> [What the task requires] Work out how many lines in the following entries contain the string "Sign", and write only that number.

> [Element data from apps and pages]

-------

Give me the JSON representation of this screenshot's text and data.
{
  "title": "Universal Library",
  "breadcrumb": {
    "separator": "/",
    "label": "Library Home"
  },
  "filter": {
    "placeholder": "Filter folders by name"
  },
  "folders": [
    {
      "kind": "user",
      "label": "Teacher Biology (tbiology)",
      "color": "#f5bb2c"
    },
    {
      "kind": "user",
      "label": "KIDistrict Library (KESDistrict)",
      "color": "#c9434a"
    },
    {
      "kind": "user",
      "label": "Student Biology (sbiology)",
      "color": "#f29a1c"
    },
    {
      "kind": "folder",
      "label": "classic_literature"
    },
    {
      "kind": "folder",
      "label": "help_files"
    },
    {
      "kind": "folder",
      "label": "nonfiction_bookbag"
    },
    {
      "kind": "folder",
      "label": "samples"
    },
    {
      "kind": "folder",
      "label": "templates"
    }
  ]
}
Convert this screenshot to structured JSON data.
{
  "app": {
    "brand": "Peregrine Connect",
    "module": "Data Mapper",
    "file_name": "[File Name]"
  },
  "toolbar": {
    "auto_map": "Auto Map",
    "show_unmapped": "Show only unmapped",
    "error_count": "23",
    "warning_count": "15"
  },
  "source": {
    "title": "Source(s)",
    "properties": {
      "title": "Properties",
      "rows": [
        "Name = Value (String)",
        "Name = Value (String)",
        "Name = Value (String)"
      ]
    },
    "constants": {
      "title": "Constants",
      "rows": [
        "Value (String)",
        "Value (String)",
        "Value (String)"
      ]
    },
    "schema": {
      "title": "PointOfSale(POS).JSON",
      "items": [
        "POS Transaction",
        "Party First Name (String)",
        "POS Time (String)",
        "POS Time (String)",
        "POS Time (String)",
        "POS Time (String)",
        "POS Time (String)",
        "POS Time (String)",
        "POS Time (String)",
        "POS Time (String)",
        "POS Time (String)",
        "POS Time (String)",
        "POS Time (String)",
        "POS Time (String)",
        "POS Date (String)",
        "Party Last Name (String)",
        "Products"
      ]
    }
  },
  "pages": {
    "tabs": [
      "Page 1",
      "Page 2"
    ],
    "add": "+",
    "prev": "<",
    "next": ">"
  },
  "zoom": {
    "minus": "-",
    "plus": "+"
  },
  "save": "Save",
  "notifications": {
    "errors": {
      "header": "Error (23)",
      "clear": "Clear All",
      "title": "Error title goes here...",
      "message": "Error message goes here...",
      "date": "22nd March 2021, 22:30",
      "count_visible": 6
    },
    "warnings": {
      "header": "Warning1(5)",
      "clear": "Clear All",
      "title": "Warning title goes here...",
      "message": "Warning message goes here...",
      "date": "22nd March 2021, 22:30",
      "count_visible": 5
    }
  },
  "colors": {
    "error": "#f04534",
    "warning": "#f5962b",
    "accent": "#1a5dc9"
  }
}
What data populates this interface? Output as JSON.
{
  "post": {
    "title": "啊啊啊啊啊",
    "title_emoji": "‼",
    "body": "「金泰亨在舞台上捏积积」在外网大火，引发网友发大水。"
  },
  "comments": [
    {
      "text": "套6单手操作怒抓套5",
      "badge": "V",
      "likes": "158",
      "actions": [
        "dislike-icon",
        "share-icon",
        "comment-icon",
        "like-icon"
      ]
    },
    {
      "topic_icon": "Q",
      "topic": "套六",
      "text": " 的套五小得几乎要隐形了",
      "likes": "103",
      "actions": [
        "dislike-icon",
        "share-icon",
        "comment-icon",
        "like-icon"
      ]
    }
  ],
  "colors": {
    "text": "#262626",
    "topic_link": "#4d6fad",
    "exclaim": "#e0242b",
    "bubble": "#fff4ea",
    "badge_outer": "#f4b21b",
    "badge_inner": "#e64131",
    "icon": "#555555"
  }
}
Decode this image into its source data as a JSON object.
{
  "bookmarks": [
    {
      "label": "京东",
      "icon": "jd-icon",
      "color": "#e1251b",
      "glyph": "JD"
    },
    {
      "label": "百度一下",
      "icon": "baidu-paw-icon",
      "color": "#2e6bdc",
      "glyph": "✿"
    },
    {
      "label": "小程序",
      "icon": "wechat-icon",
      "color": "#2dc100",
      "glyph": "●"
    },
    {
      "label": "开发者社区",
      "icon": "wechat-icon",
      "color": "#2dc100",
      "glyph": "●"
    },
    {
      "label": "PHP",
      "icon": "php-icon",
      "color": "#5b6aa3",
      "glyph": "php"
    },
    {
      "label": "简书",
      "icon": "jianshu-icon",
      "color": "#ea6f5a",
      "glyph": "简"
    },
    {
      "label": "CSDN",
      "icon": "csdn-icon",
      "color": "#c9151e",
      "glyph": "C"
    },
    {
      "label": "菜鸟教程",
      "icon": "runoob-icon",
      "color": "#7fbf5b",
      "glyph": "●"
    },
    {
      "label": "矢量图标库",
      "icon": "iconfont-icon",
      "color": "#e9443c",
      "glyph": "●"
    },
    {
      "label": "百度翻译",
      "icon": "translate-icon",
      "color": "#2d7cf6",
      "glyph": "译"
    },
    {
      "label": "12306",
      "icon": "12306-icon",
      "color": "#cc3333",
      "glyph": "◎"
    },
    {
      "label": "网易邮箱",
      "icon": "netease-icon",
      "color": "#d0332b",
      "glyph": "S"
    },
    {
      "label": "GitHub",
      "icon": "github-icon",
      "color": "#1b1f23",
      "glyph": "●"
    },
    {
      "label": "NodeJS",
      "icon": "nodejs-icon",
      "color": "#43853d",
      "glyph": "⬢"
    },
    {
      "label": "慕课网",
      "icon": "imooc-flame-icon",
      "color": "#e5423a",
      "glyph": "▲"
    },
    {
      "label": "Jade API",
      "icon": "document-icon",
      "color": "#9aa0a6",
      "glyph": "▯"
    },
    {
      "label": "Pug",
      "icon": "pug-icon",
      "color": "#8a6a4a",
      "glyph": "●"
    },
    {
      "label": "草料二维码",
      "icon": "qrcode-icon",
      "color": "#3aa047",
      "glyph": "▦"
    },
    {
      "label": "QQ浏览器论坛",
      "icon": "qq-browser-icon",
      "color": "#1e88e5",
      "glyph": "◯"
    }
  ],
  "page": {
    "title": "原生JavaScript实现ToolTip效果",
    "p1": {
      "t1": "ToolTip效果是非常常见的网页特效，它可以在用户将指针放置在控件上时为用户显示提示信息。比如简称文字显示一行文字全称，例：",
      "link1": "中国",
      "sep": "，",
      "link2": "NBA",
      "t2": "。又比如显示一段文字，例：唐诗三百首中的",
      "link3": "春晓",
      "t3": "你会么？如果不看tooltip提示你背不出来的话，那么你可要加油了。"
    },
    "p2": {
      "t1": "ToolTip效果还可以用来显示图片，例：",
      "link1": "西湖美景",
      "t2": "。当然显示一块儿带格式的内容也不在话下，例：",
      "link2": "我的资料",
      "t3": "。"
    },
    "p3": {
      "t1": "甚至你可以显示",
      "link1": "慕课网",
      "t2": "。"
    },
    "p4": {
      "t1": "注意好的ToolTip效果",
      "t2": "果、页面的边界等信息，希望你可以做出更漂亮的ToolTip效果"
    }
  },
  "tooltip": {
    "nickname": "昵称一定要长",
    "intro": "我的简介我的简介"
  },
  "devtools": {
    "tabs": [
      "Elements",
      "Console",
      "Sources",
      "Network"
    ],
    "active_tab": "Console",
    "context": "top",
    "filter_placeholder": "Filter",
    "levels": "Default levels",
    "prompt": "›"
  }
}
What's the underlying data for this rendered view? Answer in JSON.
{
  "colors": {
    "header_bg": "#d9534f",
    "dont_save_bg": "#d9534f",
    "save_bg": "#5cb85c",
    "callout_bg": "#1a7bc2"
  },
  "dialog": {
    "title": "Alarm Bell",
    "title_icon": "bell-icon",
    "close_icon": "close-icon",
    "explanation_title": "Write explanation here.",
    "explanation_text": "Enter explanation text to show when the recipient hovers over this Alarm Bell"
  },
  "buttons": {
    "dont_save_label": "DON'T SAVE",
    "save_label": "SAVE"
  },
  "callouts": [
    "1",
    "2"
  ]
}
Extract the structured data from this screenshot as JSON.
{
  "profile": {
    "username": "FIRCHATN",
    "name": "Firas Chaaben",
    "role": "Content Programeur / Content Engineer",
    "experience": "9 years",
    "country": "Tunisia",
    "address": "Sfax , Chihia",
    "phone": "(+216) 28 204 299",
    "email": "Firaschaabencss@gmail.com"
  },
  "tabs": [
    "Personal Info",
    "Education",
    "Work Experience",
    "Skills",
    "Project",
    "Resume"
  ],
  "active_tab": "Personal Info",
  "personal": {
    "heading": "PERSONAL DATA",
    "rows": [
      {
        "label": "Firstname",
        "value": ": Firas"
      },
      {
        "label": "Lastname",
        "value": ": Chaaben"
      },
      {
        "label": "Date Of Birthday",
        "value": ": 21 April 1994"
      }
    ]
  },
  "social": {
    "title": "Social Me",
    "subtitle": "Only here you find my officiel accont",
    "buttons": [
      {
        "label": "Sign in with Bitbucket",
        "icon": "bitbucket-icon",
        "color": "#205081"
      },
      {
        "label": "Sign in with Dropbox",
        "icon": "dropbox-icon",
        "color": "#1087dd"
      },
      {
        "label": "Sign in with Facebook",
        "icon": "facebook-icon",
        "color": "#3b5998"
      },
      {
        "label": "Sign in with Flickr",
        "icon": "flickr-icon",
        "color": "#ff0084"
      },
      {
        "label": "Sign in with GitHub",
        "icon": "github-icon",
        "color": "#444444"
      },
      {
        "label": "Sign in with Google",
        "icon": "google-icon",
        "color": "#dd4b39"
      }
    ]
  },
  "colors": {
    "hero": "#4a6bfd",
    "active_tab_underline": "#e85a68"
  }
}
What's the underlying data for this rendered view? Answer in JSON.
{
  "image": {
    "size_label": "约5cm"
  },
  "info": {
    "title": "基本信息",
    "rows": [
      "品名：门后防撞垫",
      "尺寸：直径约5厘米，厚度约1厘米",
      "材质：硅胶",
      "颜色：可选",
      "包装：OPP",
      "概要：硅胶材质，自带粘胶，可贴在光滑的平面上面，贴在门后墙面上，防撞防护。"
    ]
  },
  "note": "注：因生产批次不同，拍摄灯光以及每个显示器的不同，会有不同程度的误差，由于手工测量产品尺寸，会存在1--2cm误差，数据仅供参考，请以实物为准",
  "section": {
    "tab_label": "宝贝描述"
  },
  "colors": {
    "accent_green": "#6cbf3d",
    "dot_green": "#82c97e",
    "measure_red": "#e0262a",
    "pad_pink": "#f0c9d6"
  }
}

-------

> [Response to the task] 6